Inside the mortgage industry there has been a lot of excitement about the changes in how loan serviceability works. In theory, it should make loans more accessible to everyone.
Unfortunately it hasn’t really beneﬁtted everyone equally. The real winners are home buyers, and home owners who are looking to upgrade. Unfortunately our core market at Clever Finance Solutions – investors haven’t really gotten as much out it. Here’s why…
Every time anyone applies for a home loan, the lender is required to check they can aﬀord to pay the loan back. This is called serviceability. The bank needed to show the borrower can aﬀord to pay back their loan at a minimum 7.2% or the actual interest rate plus 2.25% over the P&I repayment term (generally 30 years) to pass their serviceability test. Now we haven’t had an interest rate that high since the Global Financial Crisis. So to say it is a bit high is an understatement.
The recent change is, that serviceability test is now tested at a minimum of 5.5% or actual interest rate plus 2.5%. The idea being that if there is a sudden spike in interest rates a borrower won’t have to immediately sell because their home is suddenly unaﬀordable.
Because investors are paying higher interest rates than owner- occupiers the new serviceability test means investors assessed at 2.5% above the going 4.5% interest rates – about 7%. While owner occupiers are being assessed at less than 6% rather than 7.2%. That’s why it helps owner-occupiers more than investors.
But if you can spot a good deal this will make it a little bit easier to buy that next property.
For any ﬁrst home buyers or anyone you know that is looking at buying their own home, this change in serviceability is big news.

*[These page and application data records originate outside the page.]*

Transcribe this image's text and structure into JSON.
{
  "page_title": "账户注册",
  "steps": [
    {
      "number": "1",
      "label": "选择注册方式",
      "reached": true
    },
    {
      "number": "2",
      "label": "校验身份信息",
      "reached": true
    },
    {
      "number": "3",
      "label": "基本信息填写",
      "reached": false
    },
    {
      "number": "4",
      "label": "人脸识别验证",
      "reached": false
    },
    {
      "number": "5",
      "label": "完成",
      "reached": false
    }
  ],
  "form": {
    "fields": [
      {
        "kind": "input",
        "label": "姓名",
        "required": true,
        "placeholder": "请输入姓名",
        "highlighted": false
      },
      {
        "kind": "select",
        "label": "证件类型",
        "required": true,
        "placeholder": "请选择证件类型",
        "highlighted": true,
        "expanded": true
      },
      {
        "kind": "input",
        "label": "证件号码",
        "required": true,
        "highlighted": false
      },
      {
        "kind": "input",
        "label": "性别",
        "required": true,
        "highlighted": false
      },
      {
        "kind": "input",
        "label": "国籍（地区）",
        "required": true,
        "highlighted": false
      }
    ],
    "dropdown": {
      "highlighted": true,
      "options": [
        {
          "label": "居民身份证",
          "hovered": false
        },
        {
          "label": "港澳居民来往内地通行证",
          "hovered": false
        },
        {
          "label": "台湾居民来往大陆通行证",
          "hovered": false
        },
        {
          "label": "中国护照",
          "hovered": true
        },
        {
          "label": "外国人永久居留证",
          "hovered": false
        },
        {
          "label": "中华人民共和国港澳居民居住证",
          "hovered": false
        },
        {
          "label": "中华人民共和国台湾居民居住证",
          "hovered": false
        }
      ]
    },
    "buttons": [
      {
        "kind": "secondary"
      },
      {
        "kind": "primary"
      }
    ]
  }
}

Lenders started changing their serviceability tests in July. Anyone that applied before will have been tested under the old system. This change will really help someone looking to buy their own home, or upgrade as it means they have more lending opinions now than they did a couple of months ago and can possibly borrow more.